October 14, 2012
I’ve always wondered about the “Edward Souan” living in Alexander and Mahala (Harrison) Eastlick’s household in 1850. The middle name was unfamiliar and unreadable. I could never find a son Edward Eastlick after he appeared with Alexander and Mahala in the 1860 census, also in Bureau County, Illinois. I assumed he must have died young. The lack of other children in the household made me wonder if the Eastlicks were unable to bear children… perhaps Edward was adopted. Or just being raised in their household as was commonly done in those days. Alexander’s deeds from Columbia County, Oregon stated he had no heirs at his death in 1900.
Then yesterday while digging around for Eastlicks to add to my Civil War database, I came across an Edward F. Eastlick (also shown as Estlick) in the Minnesota military records on Ancestry. He enlisted in Hatch’s Independent Battalion Cavalry in September 1863 at age 20. Another document revealed that he deserted his unit in November, a couple months later.

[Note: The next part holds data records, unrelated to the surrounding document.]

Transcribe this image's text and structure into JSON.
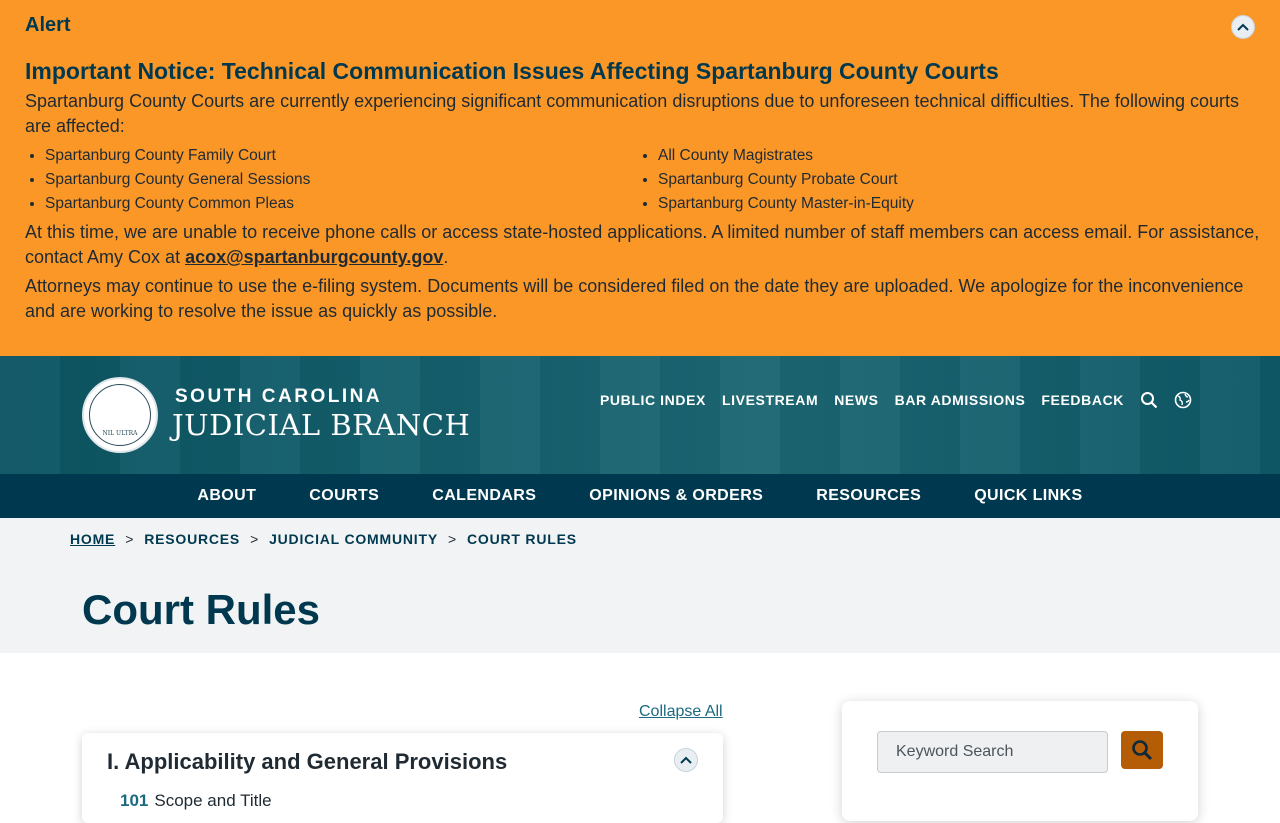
{
  "alert": {
    "heading": "Alert",
    "title": "Important Notice: Technical Communication Issues Affecting Spartanburg County Courts",
    "intro": "Spartanburg County Courts are currently experiencing significant communication disruptions due to unforeseen technical difficulties. The following courts are affected:",
    "courts_left": [
      "Spartanburg County Family Court",
      "Spartanburg County General Sessions",
      "Spartanburg County Common Pleas"
    ],
    "courts_right": [
      "All County Magistrates",
      "Spartanburg County Probate Court",
      "Spartanburg County Master-in-Equity"
    ],
    "p2_before": "At this time, we are unable to receive phone calls or access state-hosted applications. A limited number of staff members can access email. For assistance, contact Amy Cox at ",
    "p2_email": "acox@spartanburgcounty.gov",
    "p2_after": ".",
    "p3": "Attorneys may continue to use the e-filing system. Documents will be considered filed on the date they are uploaded. We apologize for the inconvenience and are working to resolve the issue as quickly as possible.",
    "background_color": "#fa9726"
  },
  "header": {
    "brand_top": "SOUTH CAROLINA",
    "brand_bottom": "JUDICIAL BRANCH",
    "seal_text": "NIL ULTRA",
    "utility_links": [
      "PUBLIC INDEX",
      "LIVESTREAM",
      "NEWS",
      "BAR ADMISSIONS",
      "FEEDBACK"
    ],
    "icons": [
      "search-icon",
      "globe-icon"
    ]
  },
  "main_nav": [
    "ABOUT",
    "COURTS",
    "CALENDARS",
    "OPINIONS & ORDERS",
    "RESOURCES",
    "QUICK LINKS"
  ],
  "breadcrumb": {
    "items": [
      "HOME",
      "RESOURCES",
      "JUDICIAL COMMUNITY",
      "COURT RULES"
    ],
    "separator": ">"
  },
  "page": {
    "title": "Court Rules",
    "collapse_all": "Collapse All"
  },
  "accordion": {
    "section_title": "I. Applicability and General Provisions",
    "first_rule_number": "101",
    "first_rule_label": "Scope and Title"
  },
  "search": {
    "placeholder": "Keyword Search",
    "value": "",
    "button_color": "#b55c07"
  },
  "colors": {
    "navy": "#00394f",
    "teal_header": "#15606d",
    "link": "#1a6a80"
  }
}
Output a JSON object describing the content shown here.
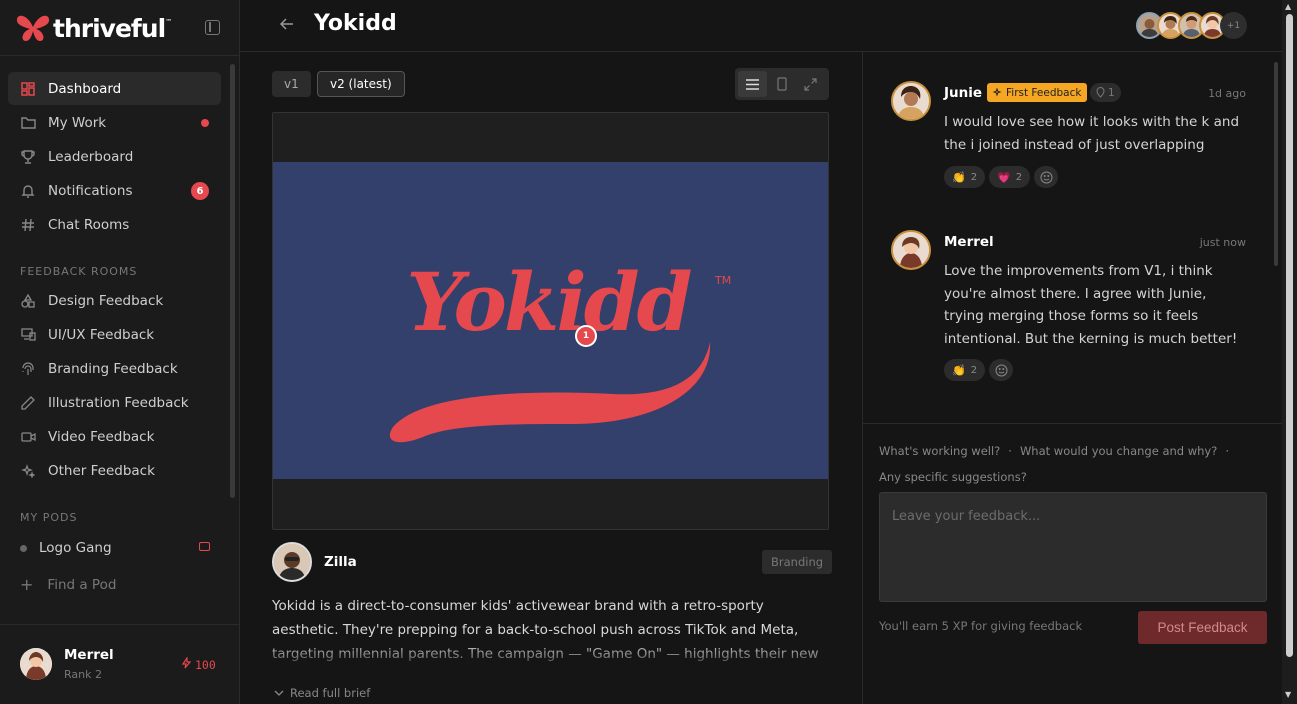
{
  "brand": {
    "name": "thriveful",
    "tm": "™"
  },
  "sidebar": {
    "nav": [
      {
        "label": "Dashboard",
        "icon": "dashboard-icon",
        "active": true
      },
      {
        "label": "My Work",
        "icon": "folder-icon",
        "dot": true
      },
      {
        "label": "Leaderboard",
        "icon": "trophy-icon"
      },
      {
        "label": "Notifications",
        "icon": "bell-icon",
        "count": "6"
      },
      {
        "label": "Chat Rooms",
        "icon": "hash-icon"
      }
    ],
    "feedback_rooms_label": "FEEDBACK ROOMS",
    "rooms": [
      {
        "label": "Design Feedback",
        "icon": "shapes-icon"
      },
      {
        "label": "UI/UX Feedback",
        "icon": "devices-icon"
      },
      {
        "label": "Branding Feedback",
        "icon": "fingerprint-icon"
      },
      {
        "label": "Illustration Feedback",
        "icon": "pencil-icon"
      },
      {
        "label": "Video Feedback",
        "icon": "video-icon"
      },
      {
        "label": "Other Feedback",
        "icon": "sparkles-icon"
      }
    ],
    "my_pods_label": "MY PODS",
    "pods": [
      {
        "label": "Logo Gang"
      }
    ],
    "find_pod": "Find a Pod",
    "user": {
      "name": "Merrel",
      "rank": "Rank 2",
      "xp": "100"
    }
  },
  "header": {
    "title": "Yokidd",
    "extra_members": "+1"
  },
  "main": {
    "versions": [
      "v1",
      "v2 (latest)"
    ],
    "artwork": {
      "wordmark": "Yokidd",
      "tm": "TM",
      "background": "#32406b",
      "ink": "#e5484d"
    },
    "pin_number": "1",
    "author": "Zilla",
    "tag": "Branding",
    "brief": "Yokidd is a direct-to-consumer kids' activewear brand with a retro-sporty aesthetic. They're prepping for a back-to-school push across TikTok and Meta, targeting millennial parents. The campaign — \"Game On\" — highlights their new moisture-",
    "read_more": "Read full brief"
  },
  "comments": [
    {
      "name": "Junie",
      "badge": "First Feedback",
      "pins": "1",
      "time": "1d ago",
      "text": "I would love see how it looks with the k and the i joined instead of just overlapping",
      "reactions": [
        {
          "emoji": "👏",
          "count": "2"
        },
        {
          "emoji": "💗",
          "count": "2"
        }
      ]
    },
    {
      "name": "Merrel",
      "time": "just now",
      "text": "Love the improvements from V1, i think you're almost there. I agree with Junie, trying merging those forms so it feels intentional. But the kerning is much better!",
      "reactions": [
        {
          "emoji": "👏",
          "count": "2"
        }
      ]
    }
  ],
  "composer": {
    "prompt_1": "What's working well?",
    "prompt_2": "What would you change and why?",
    "prompt_3": "Any specific suggestions?",
    "separator": "·",
    "placeholder": "Leave your feedback...",
    "xp_note": "You'll earn 5 XP for giving feedback",
    "post_label": "Post Feedback"
  },
  "colors": {
    "accent": "#e5484d",
    "gold": "#f5a623",
    "bg": "#151515"
  }
}
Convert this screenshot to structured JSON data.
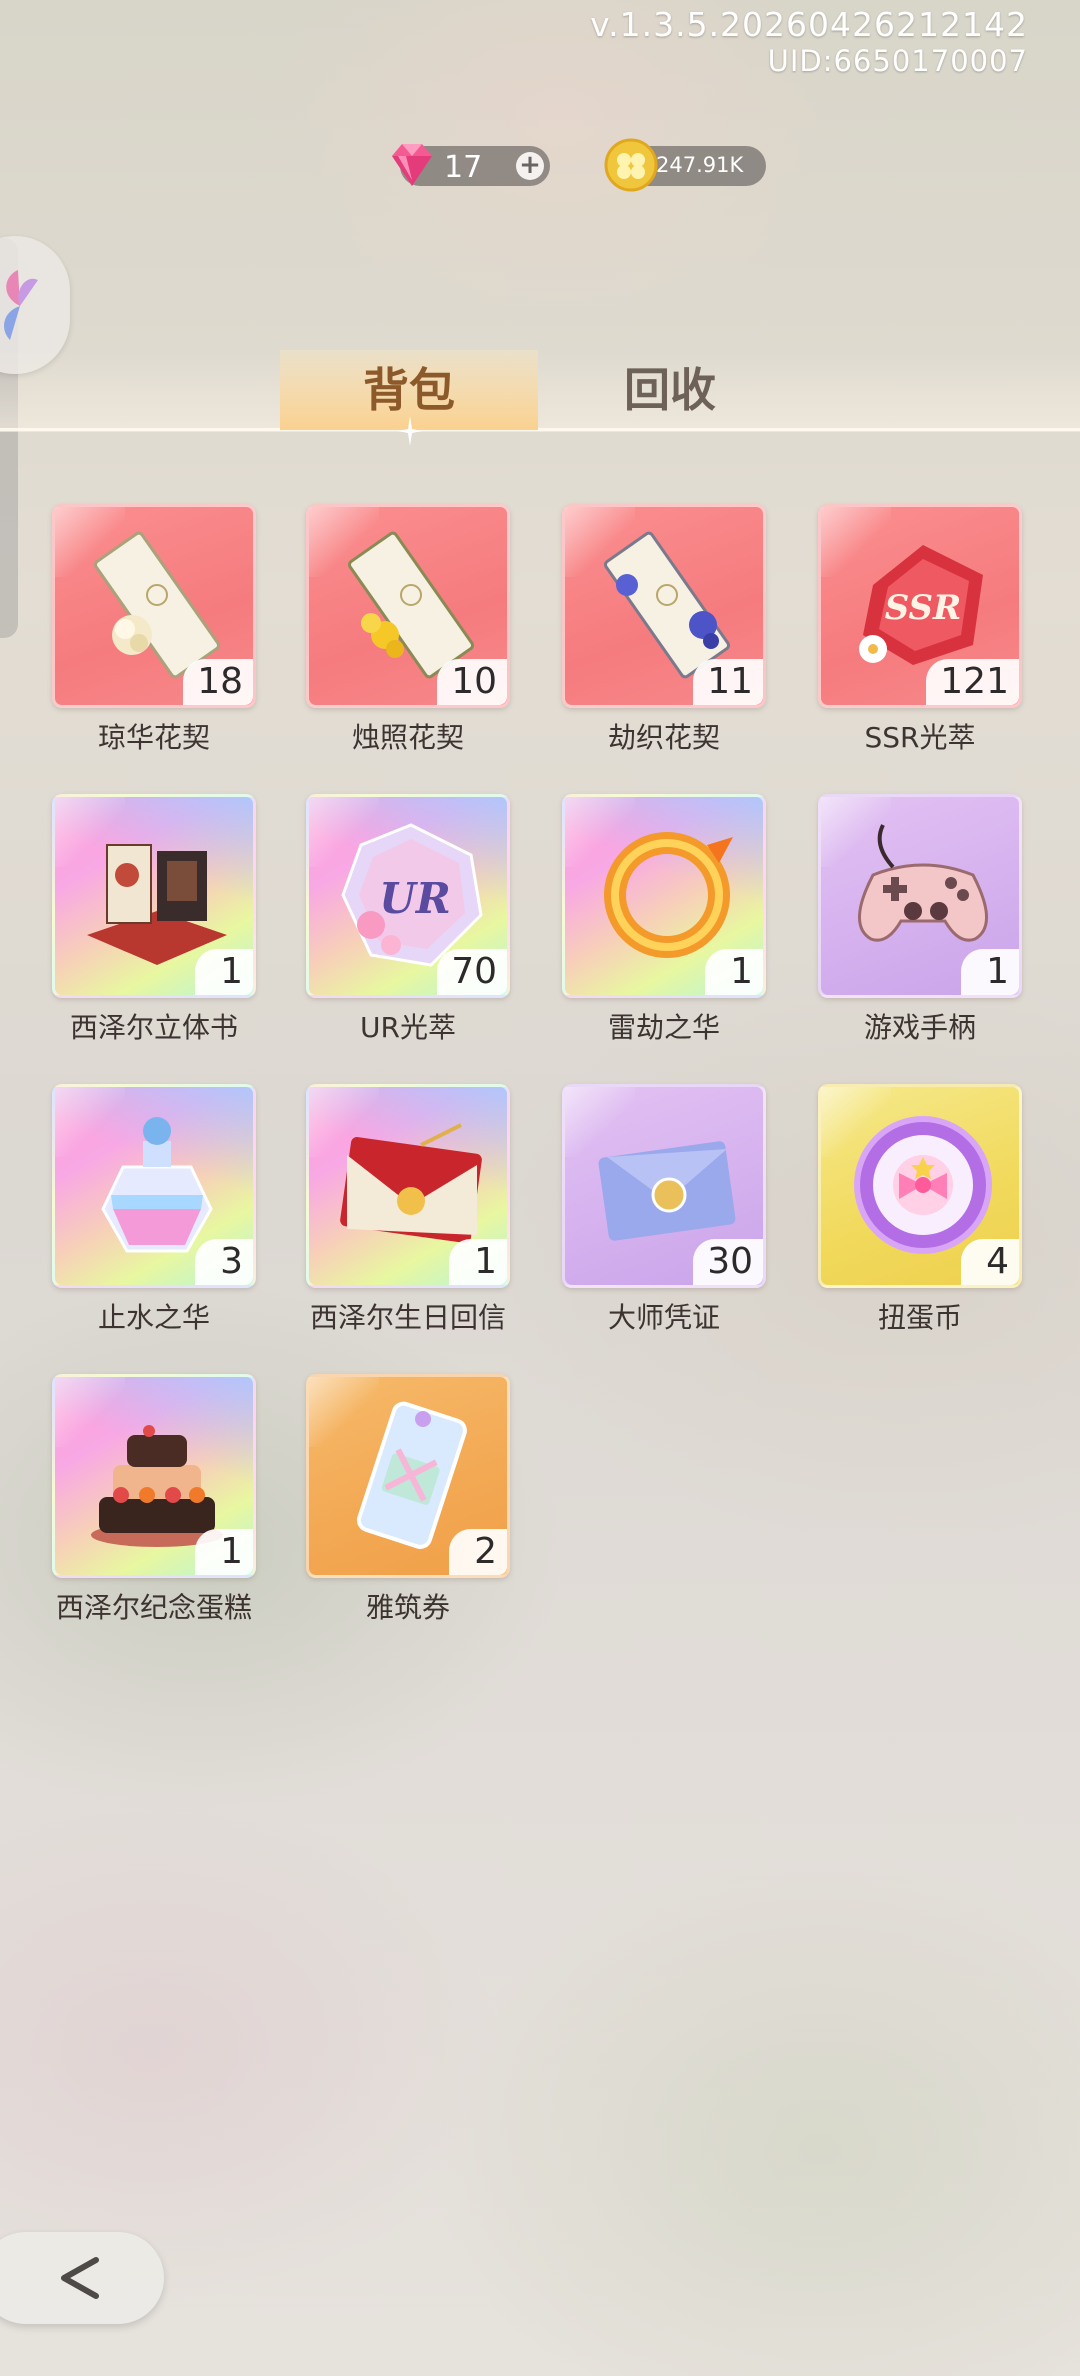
{
  "version": {
    "build": "v.1.3.5.20260426212142",
    "uid": "UID:6650170007"
  },
  "currency": {
    "gems": "17",
    "gem_icon": "pink-gem-icon",
    "coins": "247.91K",
    "coin_icon": "gold-clover-coin-icon"
  },
  "tabs": [
    {
      "label": "背包",
      "active": true
    },
    {
      "label": "回收",
      "active": false
    }
  ],
  "items": [
    {
      "name": "琼华花契",
      "count": "18",
      "bg": "red",
      "icon": "white-flower-ticket-icon"
    },
    {
      "name": "烛照花契",
      "count": "10",
      "bg": "red",
      "icon": "yellow-flower-ticket-icon"
    },
    {
      "name": "劫织花契",
      "count": "11",
      "bg": "red",
      "icon": "blue-flower-ticket-icon"
    },
    {
      "name": "SSR光萃",
      "count": "121",
      "bg": "red",
      "icon": "ssr-gem-icon"
    },
    {
      "name": "西泽尔立体书",
      "count": "1",
      "bg": "rainbow",
      "icon": "pop-up-book-icon"
    },
    {
      "name": "UR光萃",
      "count": "70",
      "bg": "rainbow",
      "icon": "ur-crystal-icon"
    },
    {
      "name": "雷劫之华",
      "count": "1",
      "bg": "rainbow",
      "icon": "fire-dragon-ring-icon"
    },
    {
      "name": "游戏手柄",
      "count": "1",
      "bg": "purple",
      "icon": "game-controller-icon"
    },
    {
      "name": "止水之华",
      "count": "3",
      "bg": "rainbow",
      "icon": "perfume-bottle-icon"
    },
    {
      "name": "西泽尔生日回信",
      "count": "1",
      "bg": "rainbow",
      "icon": "red-envelope-letter-icon"
    },
    {
      "name": "大师凭证",
      "count": "30",
      "bg": "purple",
      "icon": "blue-envelope-icon"
    },
    {
      "name": "扭蛋币",
      "count": "4",
      "bg": "yellow",
      "icon": "gacha-coin-icon"
    },
    {
      "name": "西泽尔纪念蛋糕",
      "count": "1",
      "bg": "rainbow",
      "icon": "layered-cake-icon"
    },
    {
      "name": "雅筑券",
      "count": "2",
      "bg": "orange",
      "icon": "gift-ticket-icon"
    }
  ]
}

Research on Hatch’s Independent Battalion Cavalry shed light on that organization, formed to address the violence with the Indians on the frontier at that time. One article explained the group was stranded at one point, near starvation, losing 250 horses and cattle before obtaining relief. Perhaps the hardships of the unit drove Edward to desert.
Previously unable to find Edward Eastlick in subsequent census indexes, I decided to take a look at Alexander and Mahala’s listing in 1870 in LeSueur County, Minnesota. Often spelling errors are made by census enumerators and you never know what you can decipher directly from the images. I discovered, next door to Alexander and Mahala Eastlick, an Edward Sovereign and his wife Henrietta and children Charles 4 and Mary 1. Could be a coincidence that there was an Edward right next door, but he was about the right age and born in Indiana, as given in earlier records for Edward Eastlick, including his enlistment record.
It was clinched when I found the same Sovereign family (Edward, Henrietta, Charles, Mary and additional children) living in Nehalem, Columbia, Oregon ten years later… same place as Alexander and Mahala!
Then I found Edward’s Find A Grave memorial, with a burial in Oregon and 1898 death. The spelling of his name was Soverign, as well as other family records for his son Charles. Unable to locate his widow Henrietta after that, I googled Henrietta Sovereign of Oregon and found a newspaper notice of her marriage to Hon. J. H. Nosler on 31 Dec 1899 in Eugene.
Next I’ll flesh out Edward and Henrietta’s children and possibly find a living descendant with some information. Was Edward born an Eastlick? Was he the son of a family member or neighbor? Was his name Sovereign (or Soverign) just misspelled in the 1850 census? Would a Sovereign descendant be willing to take a DNA test to see if he matches Eastlick DNA?